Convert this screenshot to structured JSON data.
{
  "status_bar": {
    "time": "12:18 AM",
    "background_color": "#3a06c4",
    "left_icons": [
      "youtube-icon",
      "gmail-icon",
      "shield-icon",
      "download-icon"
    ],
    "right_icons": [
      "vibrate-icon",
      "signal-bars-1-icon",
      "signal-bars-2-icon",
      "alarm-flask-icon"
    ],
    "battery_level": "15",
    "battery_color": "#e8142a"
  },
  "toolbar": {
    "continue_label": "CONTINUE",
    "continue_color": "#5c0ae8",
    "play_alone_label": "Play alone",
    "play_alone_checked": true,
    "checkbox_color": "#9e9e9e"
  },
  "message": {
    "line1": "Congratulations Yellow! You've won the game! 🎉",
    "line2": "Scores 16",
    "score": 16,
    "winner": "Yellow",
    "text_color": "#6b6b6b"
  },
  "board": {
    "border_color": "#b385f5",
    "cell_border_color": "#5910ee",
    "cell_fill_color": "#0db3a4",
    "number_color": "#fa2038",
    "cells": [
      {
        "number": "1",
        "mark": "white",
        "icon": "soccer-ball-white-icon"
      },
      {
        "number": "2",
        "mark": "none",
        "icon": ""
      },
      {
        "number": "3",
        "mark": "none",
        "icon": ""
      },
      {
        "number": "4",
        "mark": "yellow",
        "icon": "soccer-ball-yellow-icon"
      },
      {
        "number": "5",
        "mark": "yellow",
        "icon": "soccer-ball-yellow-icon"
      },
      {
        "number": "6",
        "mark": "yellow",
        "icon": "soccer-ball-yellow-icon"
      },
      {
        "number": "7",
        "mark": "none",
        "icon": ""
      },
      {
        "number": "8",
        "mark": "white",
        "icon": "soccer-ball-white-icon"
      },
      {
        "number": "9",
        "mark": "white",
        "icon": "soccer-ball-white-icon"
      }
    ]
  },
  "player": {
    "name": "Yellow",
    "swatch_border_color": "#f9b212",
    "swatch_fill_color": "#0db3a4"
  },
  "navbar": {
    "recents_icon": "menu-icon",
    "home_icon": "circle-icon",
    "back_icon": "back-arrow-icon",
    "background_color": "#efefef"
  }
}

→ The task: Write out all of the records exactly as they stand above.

→ Result of the exercise:
Convert this screenshot to structured JSON data.
{
  "status_bar": {
    "time": "12:18 AM",
    "background_color": "#3a06c4",
    "left_icons": [
      "youtube-icon",
      "gmail-icon",
      "shield-icon",
      "download-icon"
    ],
    "right_icons": [
      "vibrate-icon",
      "signal-bars-1-icon",
      "signal-bars-2-icon",
      "alarm-flask-icon"
    ],
    "battery_level": "15",
    "battery_color": "#e8142a"
  },
  "toolbar": {
    "continue_label": "CONTINUE",
    "continue_color": "#5c0ae8",
    "play_alone_label": "Play alone",
    "play_alone_checked": true,
    "checkbox_color": "#9e9e9e"
  },
  "message": {
    "line1": "Congratulations Yellow! You've won the game! 🎉",
    "line2": "Scores 16",
    "score": 16,
    "winner": "Yellow",
    "text_color": "#6b6b6b"
  },
  "board": {
    "border_color": "#b385f5",
    "cell_border_color": "#5910ee",
    "cell_fill_color": "#0db3a4",
    "number_color": "#fa2038",
    "cells": [
      {
        "number": "1",
        "mark": "white",
        "icon": "soccer-ball-white-icon"
      },
      {
        "number": "2",
        "mark": "none",
        "icon": ""
      },
      {
        "number": "3",
        "mark": "none",
        "icon": ""
      },
      {
        "number": "4",
        "mark": "yellow",
        "icon": "soccer-ball-yellow-icon"
      },
      {
        "number": "5",
        "mark": "yellow",
        "icon": "soccer-ball-yellow-icon"
      },
      {
        "number": "6",
        "mark": "yellow",
        "icon": "soccer-ball-yellow-icon"
      },
      {
        "number": "7",
        "mark": "none",
        "icon": ""
      },
      {
        "number": "8",
        "mark": "white",
        "icon": "soccer-ball-white-icon"
      },
      {
        "number": "9",
        "mark": "white",
        "icon": "soccer-ball-white-icon"
      }
    ]
  },
  "player": {
    "name": "Yellow",
    "swatch_border_color": "#f9b212",
    "swatch_fill_color": "#0db3a4"
  },
  "navbar": {
    "recents_icon": "menu-icon",
    "home_icon": "circle-icon",
    "back_icon": "back-arrow-icon",
    "background_color": "#efefef"
  }
}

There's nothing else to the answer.